= WHAT NEEDS TO BE DONE =
Repeat every record word for word and omit the images.

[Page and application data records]
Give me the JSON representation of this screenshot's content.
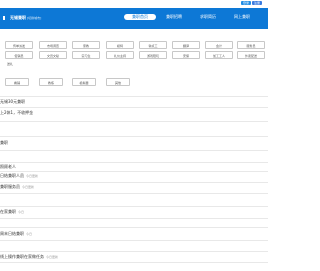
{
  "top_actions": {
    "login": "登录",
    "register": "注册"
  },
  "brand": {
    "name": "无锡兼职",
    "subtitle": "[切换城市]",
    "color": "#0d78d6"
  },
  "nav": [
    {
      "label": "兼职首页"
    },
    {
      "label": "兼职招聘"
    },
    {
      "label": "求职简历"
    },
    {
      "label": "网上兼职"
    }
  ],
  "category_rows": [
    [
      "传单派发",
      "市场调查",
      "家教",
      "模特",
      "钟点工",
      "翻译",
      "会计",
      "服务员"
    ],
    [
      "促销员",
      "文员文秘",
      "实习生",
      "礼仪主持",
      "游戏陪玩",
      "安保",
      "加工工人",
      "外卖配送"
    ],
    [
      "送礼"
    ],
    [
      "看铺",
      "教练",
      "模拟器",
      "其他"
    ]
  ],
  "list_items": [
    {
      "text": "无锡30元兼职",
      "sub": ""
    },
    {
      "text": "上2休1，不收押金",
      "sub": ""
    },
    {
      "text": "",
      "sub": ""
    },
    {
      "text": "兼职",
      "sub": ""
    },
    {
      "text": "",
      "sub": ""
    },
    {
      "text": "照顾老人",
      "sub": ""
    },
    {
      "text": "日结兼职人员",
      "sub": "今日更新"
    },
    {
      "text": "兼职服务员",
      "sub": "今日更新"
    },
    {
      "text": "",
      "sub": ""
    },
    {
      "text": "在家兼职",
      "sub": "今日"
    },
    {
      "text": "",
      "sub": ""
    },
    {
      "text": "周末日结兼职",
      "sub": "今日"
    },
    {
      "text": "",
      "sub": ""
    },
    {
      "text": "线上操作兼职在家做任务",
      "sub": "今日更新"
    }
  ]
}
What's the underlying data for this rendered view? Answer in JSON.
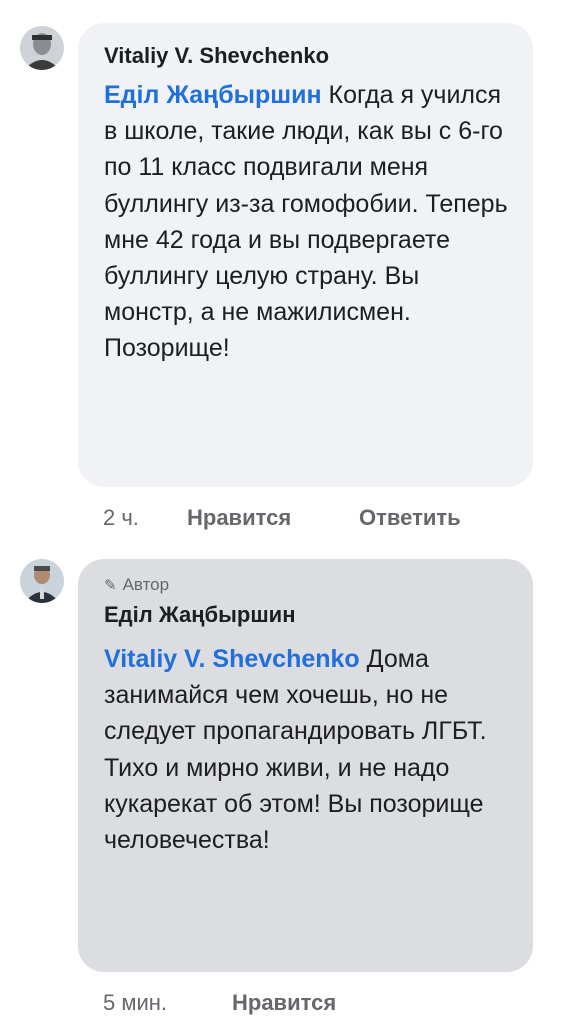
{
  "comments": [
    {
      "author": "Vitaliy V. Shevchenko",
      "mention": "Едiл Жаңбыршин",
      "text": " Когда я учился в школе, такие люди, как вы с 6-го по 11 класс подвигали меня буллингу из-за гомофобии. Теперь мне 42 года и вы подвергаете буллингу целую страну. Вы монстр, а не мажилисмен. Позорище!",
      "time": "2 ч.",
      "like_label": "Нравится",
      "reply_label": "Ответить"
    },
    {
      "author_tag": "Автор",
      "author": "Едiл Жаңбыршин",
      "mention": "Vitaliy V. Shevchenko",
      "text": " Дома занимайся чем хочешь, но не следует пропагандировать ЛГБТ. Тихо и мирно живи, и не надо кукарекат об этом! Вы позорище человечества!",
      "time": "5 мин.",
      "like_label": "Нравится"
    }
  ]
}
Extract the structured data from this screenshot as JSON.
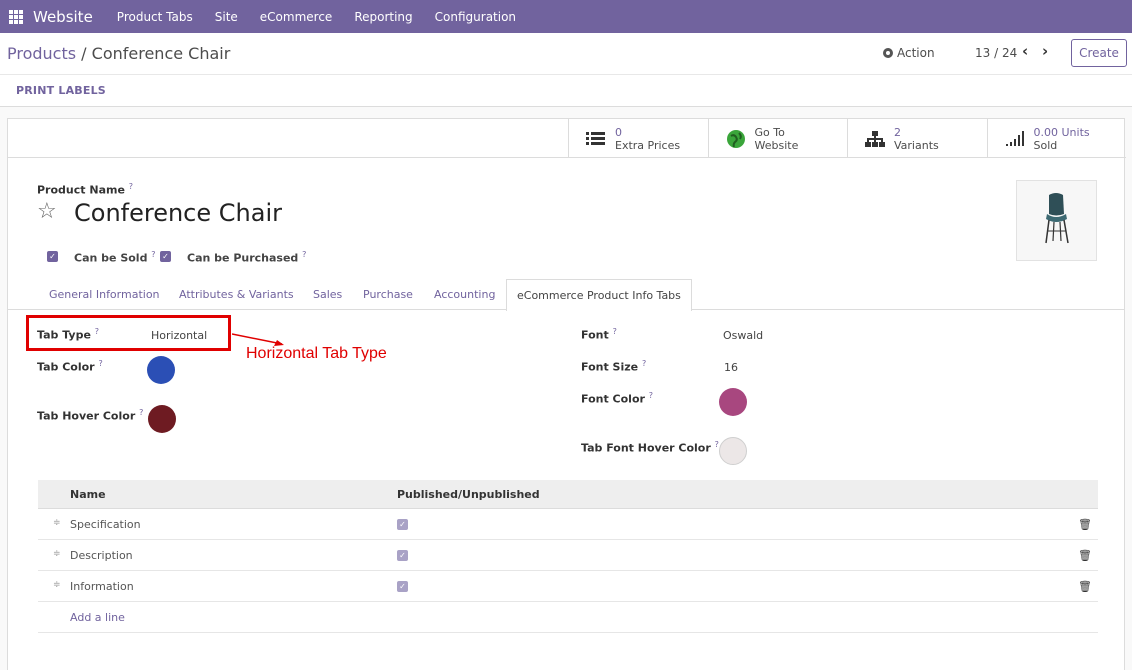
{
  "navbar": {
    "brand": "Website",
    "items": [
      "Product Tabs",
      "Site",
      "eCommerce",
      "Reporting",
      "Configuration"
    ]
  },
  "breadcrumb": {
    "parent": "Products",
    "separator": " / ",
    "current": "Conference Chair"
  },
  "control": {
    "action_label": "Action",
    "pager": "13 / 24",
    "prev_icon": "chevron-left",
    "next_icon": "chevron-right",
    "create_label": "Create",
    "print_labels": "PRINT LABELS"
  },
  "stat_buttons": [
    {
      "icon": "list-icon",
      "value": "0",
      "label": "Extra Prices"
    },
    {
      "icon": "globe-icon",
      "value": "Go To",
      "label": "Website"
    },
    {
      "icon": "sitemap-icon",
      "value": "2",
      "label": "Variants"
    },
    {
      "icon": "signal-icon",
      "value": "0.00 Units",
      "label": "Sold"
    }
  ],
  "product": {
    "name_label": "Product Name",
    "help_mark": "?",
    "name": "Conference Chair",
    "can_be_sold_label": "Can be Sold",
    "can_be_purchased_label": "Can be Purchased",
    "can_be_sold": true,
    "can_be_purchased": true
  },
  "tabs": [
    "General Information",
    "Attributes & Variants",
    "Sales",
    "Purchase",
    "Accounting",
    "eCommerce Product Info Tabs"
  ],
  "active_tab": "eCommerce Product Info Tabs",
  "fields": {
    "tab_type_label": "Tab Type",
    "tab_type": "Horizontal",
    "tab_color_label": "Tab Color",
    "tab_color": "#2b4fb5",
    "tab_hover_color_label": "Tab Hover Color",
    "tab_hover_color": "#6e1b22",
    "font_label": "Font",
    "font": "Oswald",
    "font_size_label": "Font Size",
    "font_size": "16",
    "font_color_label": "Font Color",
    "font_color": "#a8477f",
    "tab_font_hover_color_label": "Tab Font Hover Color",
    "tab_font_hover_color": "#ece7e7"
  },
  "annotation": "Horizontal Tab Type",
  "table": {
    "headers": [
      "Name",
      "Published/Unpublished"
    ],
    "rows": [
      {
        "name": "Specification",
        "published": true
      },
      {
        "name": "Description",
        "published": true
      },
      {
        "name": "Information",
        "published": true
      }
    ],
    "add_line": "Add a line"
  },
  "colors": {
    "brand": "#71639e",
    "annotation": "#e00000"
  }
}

= PROBLEM SOLUTION =
Give me the JSON representation of this screenshot's content.
{
  "top_actions": {
    "login": "登录",
    "register": "注册"
  },
  "brand": {
    "name": "无锡兼职",
    "subtitle": "[切换城市]",
    "color": "#0d78d6"
  },
  "nav": [
    {
      "label": "兼职首页"
    },
    {
      "label": "兼职招聘"
    },
    {
      "label": "求职简历"
    },
    {
      "label": "网上兼职"
    }
  ],
  "category_rows": [
    [
      "传单派发",
      "市场调查",
      "家教",
      "模特",
      "钟点工",
      "翻译",
      "会计",
      "服务员"
    ],
    [
      "促销员",
      "文员文秘",
      "实习生",
      "礼仪主持",
      "游戏陪玩",
      "安保",
      "加工工人",
      "外卖配送"
    ],
    [
      "送礼"
    ],
    [
      "看铺",
      "教练",
      "模拟器",
      "其他"
    ]
  ],
  "list_items": [
    {
      "text": "无锡30元兼职",
      "sub": ""
    },
    {
      "text": "上2休1，不收押金",
      "sub": ""
    },
    {
      "text": "",
      "sub": ""
    },
    {
      "text": "兼职",
      "sub": ""
    },
    {
      "text": "",
      "sub": ""
    },
    {
      "text": "照顾老人",
      "sub": ""
    },
    {
      "text": "日结兼职人员",
      "sub": "今日更新"
    },
    {
      "text": "兼职服务员",
      "sub": "今日更新"
    },
    {
      "text": "",
      "sub": ""
    },
    {
      "text": "在家兼职",
      "sub": "今日"
    },
    {
      "text": "",
      "sub": ""
    },
    {
      "text": "周末日结兼职",
      "sub": "今日"
    },
    {
      "text": "",
      "sub": ""
    },
    {
      "text": "线上操作兼职在家做任务",
      "sub": "今日更新"
    }
  ]
}
What's the underlying data for this rendered view? Answer in JSON.
{
  "comments": [
    {
      "author": "Vitaliy V. Shevchenko",
      "mention": "Едiл Жаңбыршин",
      "text": " Когда я учился в школе, такие люди, как вы с 6-го по 11 класс подвигали меня буллингу из-за гомофобии. Теперь мне 42 года и вы подвергаете буллингу целую страну. Вы монстр, а не мажилисмен. Позорище!",
      "time": "2 ч.",
      "like_label": "Нравится",
      "reply_label": "Ответить"
    },
    {
      "author_tag": "Автор",
      "author": "Едiл Жаңбыршин",
      "mention": "Vitaliy V. Shevchenko",
      "text": " Дома занимайся чем хочешь, но не следует пропагандировать ЛГБТ. Тихо и мирно живи, и не надо кукарекат об этом! Вы позорище человечества!",
      "time": "5 мин.",
      "like_label": "Нравится"
    }
  ]
}
Extract the structured data from this screenshot as JSON.
{
  "navbar": {
    "brand": "Website",
    "items": [
      "Product Tabs",
      "Site",
      "eCommerce",
      "Reporting",
      "Configuration"
    ]
  },
  "breadcrumb": {
    "parent": "Products",
    "separator": " / ",
    "current": "Conference Chair"
  },
  "control": {
    "action_label": "Action",
    "pager": "13 / 24",
    "prev_icon": "chevron-left",
    "next_icon": "chevron-right",
    "create_label": "Create",
    "print_labels": "PRINT LABELS"
  },
  "stat_buttons": [
    {
      "icon": "list-icon",
      "value": "0",
      "label": "Extra Prices"
    },
    {
      "icon": "globe-icon",
      "value": "Go To",
      "label": "Website"
    },
    {
      "icon": "sitemap-icon",
      "value": "2",
      "label": "Variants"
    },
    {
      "icon": "signal-icon",
      "value": "0.00 Units",
      "label": "Sold"
    }
  ],
  "product": {
    "name_label": "Product Name",
    "help_mark": "?",
    "name": "Conference Chair",
    "can_be_sold_label": "Can be Sold",
    "can_be_purchased_label": "Can be Purchased",
    "can_be_sold": true,
    "can_be_purchased": true
  },
  "tabs": [
    "General Information",
    "Attributes & Variants",
    "Sales",
    "Purchase",
    "Accounting",
    "eCommerce Product Info Tabs"
  ],
  "active_tab": "eCommerce Product Info Tabs",
  "fields": {
    "tab_type_label": "Tab Type",
    "tab_type": "Horizontal",
    "tab_color_label": "Tab Color",
    "tab_color": "#2b4fb5",
    "tab_hover_color_label": "Tab Hover Color",
    "tab_hover_color": "#6e1b22",
    "font_label": "Font",
    "font": "Oswald",
    "font_size_label": "Font Size",
    "font_size": "16",
    "font_color_label": "Font Color",
    "font_color": "#a8477f",
    "tab_font_hover_color_label": "Tab Font Hover Color",
    "tab_font_hover_color": "#ece7e7"
  },
  "annotation": "Horizontal Tab Type",
  "table": {
    "headers": [
      "Name",
      "Published/Unpublished"
    ],
    "rows": [
      {
        "name": "Specification",
        "published": true
      },
      {
        "name": "Description",
        "published": true
      },
      {
        "name": "Information",
        "published": true
      }
    ],
    "add_line": "Add a line"
  },
  "colors": {
    "brand": "#71639e",
    "annotation": "#e00000"
  }
}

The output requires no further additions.